> _Assignment_: Which lines of the entries contain the word "Kaewkerd"? Please list them.

> _Stored dataset items_:
»»

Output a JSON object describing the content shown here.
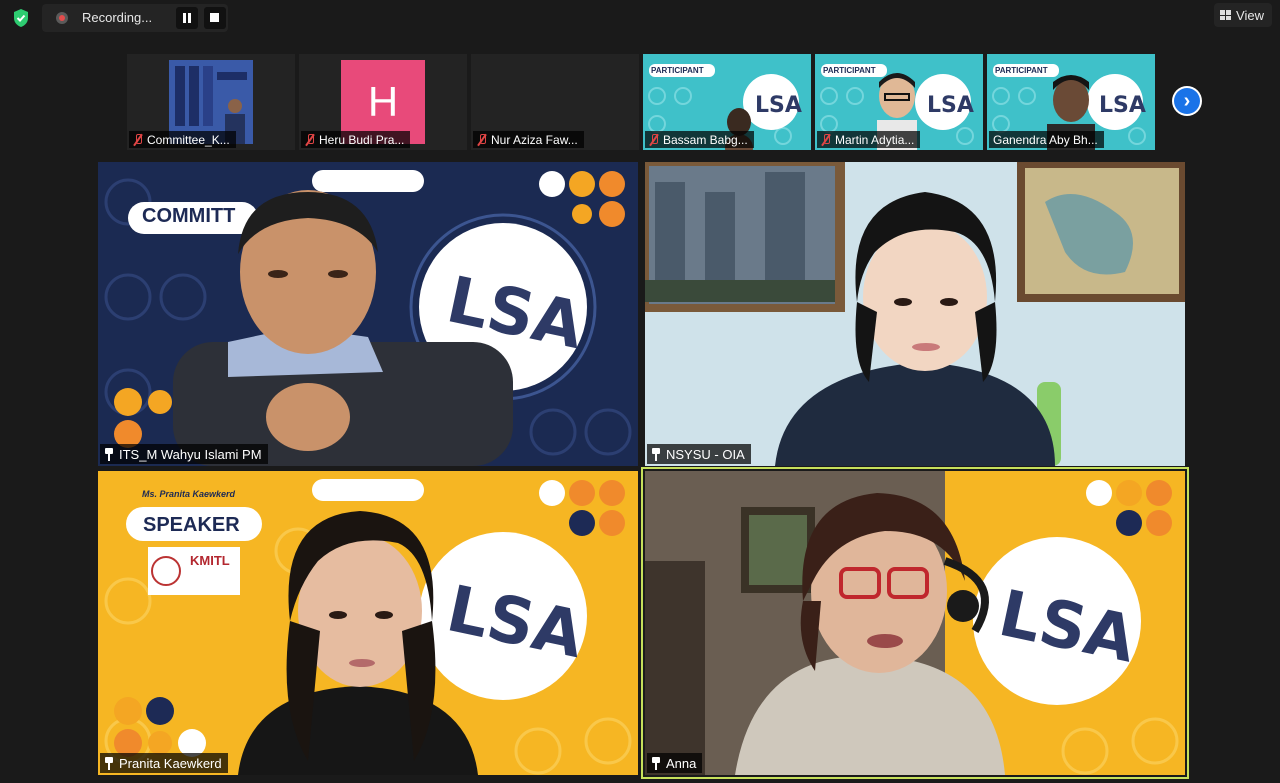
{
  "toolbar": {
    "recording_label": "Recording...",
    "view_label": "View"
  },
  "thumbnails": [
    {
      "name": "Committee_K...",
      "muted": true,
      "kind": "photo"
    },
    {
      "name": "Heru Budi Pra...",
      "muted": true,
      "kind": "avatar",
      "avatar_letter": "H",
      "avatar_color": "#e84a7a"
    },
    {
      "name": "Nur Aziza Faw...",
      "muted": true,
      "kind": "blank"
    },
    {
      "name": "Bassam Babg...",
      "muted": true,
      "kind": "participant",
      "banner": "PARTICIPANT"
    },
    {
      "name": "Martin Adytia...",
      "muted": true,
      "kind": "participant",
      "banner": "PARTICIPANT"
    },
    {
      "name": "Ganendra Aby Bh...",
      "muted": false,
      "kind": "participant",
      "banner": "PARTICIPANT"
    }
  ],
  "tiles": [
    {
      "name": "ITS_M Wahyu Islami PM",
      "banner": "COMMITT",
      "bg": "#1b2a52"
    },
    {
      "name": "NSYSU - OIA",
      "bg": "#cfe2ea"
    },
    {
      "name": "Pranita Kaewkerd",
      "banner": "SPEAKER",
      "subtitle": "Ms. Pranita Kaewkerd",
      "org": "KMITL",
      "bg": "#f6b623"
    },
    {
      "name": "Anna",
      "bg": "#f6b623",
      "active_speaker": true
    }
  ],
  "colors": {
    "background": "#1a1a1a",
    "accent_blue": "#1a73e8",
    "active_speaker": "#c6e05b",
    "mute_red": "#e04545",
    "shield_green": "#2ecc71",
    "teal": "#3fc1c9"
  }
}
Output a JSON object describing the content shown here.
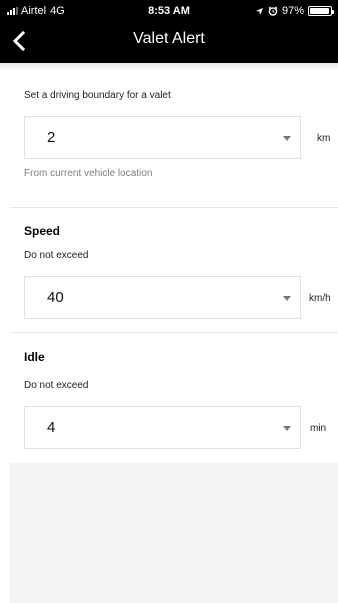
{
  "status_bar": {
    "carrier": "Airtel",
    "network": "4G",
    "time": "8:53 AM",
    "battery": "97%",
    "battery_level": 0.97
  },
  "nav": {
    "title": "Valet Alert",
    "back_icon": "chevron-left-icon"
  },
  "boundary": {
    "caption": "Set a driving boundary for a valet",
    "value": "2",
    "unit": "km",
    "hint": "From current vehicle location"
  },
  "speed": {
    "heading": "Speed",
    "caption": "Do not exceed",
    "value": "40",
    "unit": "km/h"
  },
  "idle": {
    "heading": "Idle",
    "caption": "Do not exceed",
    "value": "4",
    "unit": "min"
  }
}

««

> _Your response_:
      "name": "Pranita Kaewkerd",
      "subtitle": "Ms. Pranita Kaewkerd",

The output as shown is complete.